Gladiolus, also known as sword lily, a perennial bulbous flower that belongs to the Iradaceae family, produces tall spikes with multiple, large blossoms. It can add height and color to any flower bedding or arrangements. Its showy blossoms come in various hues. According to University of Arizona, gladioli (plural) come in four types--winter blooming species and hybrids, summer blooming species, nanus or butterfly hybrids and modern summer blooming hybrids.
Winter Blooming Species and Hybrids
Winter blooming gladioli are smaller in comparison to the popular grandiflora hybrids. Gladiolus tristis, also known as ever- flowering gladiolus, is a winter blooming gladioli that originated from Africa. A monocot, G. tristis grows up to 2 feet tall, with leaves measuring up to 18 inches long. Its strongly fragrant flowers are white or light yellow, measuring up to 2.7 inches long and appearing on small, slender stalks. Typically, G. tristis have four to six buds per spike that bloom with intensely fragrant smell and can cross-pollinate with other species. Watering frequently during active growth will prevent G. tristis from going dormant; drought can stress and prevent flowering. G. caeruleus, G. carneus, G. huttonii, G. watsonius and G. trichonemifolius are some examples of other winter blooming gladioli.
Summer Blooming Species
An example of summer-blooming African species is Gladiolus dalenii, the main hybridizer of many summer blooming gladioli. G. dalenii grows up to 15.7 high and 1.4 inches in diameter. Leaf blades measure up to 3.9 inches long and produce foliage leaves after flowering on separate shoots. Approximately 5 to 12 flowered spikes appear during the blooming period. Flowers have yellow markings on the three lower tepal’s lower half or yellow to greenish with red to brown streaks on the upper tepals. G. dalenii prefers moist habitats, but can also show up in dry habitats that have shorter wet seasons. Other examples of summer blooming gladioli species are G. cruentus, G. oppositiflorus, G. papilio and G. saundersii.
Also known as butterfly gladioli or winter-hardy gladioli, nanus hybrids are popular commercial gladioli commonly sold in catalogs and garden centers. These gladioli are hardy to USDA Hardiness Zone 4 after overwintering in the ground. Nanus hybrids resulted from cross-breeding the summer and winter blooming species together. They are disease-resistant.
In contrast to the blotch pattern in modern summer blooming gladioli hybrids, nanus hybrids come in various colors ranging from white, pink, salmon and red with conspicuous darts of color on the upper petals.

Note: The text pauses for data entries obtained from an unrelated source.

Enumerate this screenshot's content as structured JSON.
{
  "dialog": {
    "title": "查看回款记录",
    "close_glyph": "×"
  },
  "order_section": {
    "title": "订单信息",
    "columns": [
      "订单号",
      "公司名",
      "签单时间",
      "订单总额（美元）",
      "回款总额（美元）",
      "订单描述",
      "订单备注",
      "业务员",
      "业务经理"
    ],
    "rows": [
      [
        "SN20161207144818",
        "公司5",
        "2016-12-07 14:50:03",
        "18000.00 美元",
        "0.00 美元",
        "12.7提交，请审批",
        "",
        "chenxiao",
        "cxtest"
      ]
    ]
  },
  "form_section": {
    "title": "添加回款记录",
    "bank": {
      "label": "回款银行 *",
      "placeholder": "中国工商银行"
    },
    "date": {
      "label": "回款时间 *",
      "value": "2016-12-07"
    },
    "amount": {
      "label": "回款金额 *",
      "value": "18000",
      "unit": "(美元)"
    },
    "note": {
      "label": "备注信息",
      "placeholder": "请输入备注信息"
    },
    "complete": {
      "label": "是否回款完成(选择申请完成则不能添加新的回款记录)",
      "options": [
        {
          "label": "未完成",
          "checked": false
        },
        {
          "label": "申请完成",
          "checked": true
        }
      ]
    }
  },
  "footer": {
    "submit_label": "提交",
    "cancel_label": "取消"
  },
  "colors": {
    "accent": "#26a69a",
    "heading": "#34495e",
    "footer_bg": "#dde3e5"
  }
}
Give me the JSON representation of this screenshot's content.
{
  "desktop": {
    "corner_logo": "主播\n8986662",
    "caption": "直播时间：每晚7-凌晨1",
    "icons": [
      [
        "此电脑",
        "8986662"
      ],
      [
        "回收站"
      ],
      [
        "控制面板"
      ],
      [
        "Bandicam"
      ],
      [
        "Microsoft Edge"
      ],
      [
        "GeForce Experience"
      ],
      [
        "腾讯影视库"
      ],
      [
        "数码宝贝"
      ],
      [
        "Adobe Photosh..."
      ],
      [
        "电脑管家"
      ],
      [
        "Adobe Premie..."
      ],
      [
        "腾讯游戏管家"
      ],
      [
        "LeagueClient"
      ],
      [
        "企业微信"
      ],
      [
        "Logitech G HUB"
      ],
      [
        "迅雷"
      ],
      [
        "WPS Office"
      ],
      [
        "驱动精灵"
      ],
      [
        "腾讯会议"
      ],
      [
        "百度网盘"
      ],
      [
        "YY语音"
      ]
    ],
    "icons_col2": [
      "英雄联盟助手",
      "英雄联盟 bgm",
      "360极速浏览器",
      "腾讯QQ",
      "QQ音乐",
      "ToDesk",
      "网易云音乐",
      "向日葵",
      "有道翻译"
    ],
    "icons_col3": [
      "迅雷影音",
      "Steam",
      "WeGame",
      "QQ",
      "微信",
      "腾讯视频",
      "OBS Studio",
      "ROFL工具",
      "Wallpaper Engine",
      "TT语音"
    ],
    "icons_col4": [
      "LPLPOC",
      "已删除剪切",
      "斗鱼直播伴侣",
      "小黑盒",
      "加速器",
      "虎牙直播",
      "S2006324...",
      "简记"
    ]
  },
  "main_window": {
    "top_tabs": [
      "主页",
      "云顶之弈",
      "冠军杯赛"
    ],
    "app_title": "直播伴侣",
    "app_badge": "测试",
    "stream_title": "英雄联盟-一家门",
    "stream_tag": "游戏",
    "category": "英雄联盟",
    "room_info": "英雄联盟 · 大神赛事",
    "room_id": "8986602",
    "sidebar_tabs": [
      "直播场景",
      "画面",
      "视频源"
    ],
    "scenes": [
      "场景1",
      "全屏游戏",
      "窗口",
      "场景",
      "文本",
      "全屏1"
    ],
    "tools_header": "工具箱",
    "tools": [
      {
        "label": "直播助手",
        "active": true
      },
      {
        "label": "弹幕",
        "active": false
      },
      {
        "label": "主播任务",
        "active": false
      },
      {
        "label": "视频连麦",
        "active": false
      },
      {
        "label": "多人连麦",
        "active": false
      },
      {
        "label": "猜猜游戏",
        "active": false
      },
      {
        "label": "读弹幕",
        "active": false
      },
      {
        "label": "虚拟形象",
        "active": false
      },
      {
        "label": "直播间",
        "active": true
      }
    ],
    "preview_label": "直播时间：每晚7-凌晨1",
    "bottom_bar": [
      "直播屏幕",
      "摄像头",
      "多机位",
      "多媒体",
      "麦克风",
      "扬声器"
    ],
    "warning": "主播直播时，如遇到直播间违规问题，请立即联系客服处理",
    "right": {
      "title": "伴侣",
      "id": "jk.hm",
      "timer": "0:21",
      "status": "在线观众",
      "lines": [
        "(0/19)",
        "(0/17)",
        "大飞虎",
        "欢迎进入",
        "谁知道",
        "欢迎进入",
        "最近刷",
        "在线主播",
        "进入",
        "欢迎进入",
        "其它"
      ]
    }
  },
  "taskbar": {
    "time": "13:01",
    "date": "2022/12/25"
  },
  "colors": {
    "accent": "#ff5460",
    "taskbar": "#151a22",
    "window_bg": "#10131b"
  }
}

The color of the flower is in strong contrast with the rest of the plant and tends to look like a butterfly, hence, the name Butterfly Glads. About 12 buds appear on each spike. Examples of nanus hybrids are G. colvillei, G. nanus and G. hybrid.
Modern Summer Blooming Hybrids
Compared to the summer blooming species gladioli, modern blooming hybrids or Grandiflora are larger in flower and spike size. They can produce up to 40 buds. A stalk can hold up to 10 or more 5.5 inches wide open flowers. Modern summer blooming hybrid gladioli have flowers in various colors, such as pure white to almost jet black, and come with heavily textured flowers and ruffled petals. The most common colors are pink, salmon, reds, golden yellow and purple.
Summer and winter blooming species, including G. cardinalis, G. cruentes, G. oppositiflorus, G. papilio, and G. saundersii, lead to the creation of the modern Grandiflora hybrids.